Marvel.com: “Just who the hell do you think you are?” and “What gives you the right?” are things probably being said about you on Tumblr these days. Are you at all nervous about working with such fan favorite characters?
Ryan North: I love Tumblr, I really do. Both those sentences come out of the same place: "I love these characters, and I really care about these characters, and I don't want anyone to ruin my friends." And that's awesome! That's a great place to be starting with when you're writing a comic, because you've got an audience that cares. Now all you have to do is not mess it up!
When the Adventure Time comic launched, there were no Adventure Time comics, so the response was "Oh cool a comic, this is going to be great!" and there, all I had to do was not suck. People wanted it to be good, but they didn't have any expectations about what an Adventure Time comic would look like.
The advantage with Young Avengers is that Kieron and Jamie have already done the hard work, in that they've followed a previous, super-successful YA run and done something new with it that was also super-successful. They've proven that there's different ways to look at the Young Avengers, different ways of telling their story. So it's not too dissimilar from where I was with Adventure Time: people know that Young Avengers comics can take these different forms and styles, so now all I have to do is not suck.
Marvel.com: And since we’re talking about Tumblr, if you were going to cosplay a Young Avenger, who would it be and why?
Ryan North: I think Kate looks really cool. I'd like to see if I could look as cool as Kate. Is there a male Kate cosplayer? "Mate Bishop" maybe? I'd go as Mate Bishop.
Marvel.com: Finally, I have to know, are you a fan of the classic Marvel character Devil Dinosaur?
Ryan North: I have actually read zero Devil Dinosaur comics, but am of course intimately familiar with them, thanks to my every-five-minutes Twitter search for anything involving "Dinosaur Comics."
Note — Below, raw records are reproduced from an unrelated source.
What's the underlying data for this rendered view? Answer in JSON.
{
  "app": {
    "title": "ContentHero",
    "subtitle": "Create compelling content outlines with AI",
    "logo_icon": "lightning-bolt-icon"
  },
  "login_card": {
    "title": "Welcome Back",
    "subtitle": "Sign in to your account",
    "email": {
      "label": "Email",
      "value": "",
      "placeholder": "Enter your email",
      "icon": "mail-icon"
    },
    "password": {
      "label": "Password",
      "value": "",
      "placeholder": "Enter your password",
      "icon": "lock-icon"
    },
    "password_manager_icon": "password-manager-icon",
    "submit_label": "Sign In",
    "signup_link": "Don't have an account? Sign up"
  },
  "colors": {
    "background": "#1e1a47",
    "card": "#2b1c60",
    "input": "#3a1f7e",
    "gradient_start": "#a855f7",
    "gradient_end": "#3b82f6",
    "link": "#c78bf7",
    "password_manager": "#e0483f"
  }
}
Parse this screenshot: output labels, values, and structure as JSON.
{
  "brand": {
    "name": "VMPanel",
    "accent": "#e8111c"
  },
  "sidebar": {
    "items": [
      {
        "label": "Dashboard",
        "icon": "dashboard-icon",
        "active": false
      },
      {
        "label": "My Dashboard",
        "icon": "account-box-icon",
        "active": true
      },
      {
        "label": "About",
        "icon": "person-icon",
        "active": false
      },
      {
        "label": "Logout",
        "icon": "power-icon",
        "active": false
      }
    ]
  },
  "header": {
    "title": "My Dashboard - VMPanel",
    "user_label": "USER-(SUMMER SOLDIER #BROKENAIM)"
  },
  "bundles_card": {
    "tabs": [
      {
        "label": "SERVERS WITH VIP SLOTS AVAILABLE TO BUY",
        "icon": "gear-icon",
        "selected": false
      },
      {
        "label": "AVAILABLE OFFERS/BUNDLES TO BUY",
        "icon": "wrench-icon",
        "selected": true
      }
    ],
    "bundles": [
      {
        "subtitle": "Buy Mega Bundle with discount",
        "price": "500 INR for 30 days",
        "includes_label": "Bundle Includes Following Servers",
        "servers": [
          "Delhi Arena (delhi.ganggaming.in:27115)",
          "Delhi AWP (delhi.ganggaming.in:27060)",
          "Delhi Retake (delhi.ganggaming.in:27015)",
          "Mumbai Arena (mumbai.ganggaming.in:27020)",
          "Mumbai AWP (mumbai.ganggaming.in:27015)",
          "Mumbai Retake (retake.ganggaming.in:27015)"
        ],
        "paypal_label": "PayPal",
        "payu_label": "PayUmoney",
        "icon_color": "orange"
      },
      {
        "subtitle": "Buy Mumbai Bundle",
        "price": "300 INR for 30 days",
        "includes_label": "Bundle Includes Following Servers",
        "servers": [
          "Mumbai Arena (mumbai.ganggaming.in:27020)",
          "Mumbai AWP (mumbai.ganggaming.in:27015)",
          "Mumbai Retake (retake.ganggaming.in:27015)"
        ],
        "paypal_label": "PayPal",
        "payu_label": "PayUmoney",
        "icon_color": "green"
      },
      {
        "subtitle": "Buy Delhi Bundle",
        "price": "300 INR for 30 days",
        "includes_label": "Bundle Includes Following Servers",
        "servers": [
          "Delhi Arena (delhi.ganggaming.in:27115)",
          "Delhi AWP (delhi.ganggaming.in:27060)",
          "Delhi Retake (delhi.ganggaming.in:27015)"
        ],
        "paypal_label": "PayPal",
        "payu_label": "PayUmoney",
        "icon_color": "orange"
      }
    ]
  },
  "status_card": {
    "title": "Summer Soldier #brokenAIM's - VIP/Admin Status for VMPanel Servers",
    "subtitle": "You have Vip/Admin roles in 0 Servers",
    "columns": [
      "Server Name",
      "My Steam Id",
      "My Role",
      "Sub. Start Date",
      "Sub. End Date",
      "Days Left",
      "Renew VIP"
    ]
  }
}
ORIGINAL SINS, featuring the Young Avengers by Ryan North and Ramon Villalobos, kicks off in July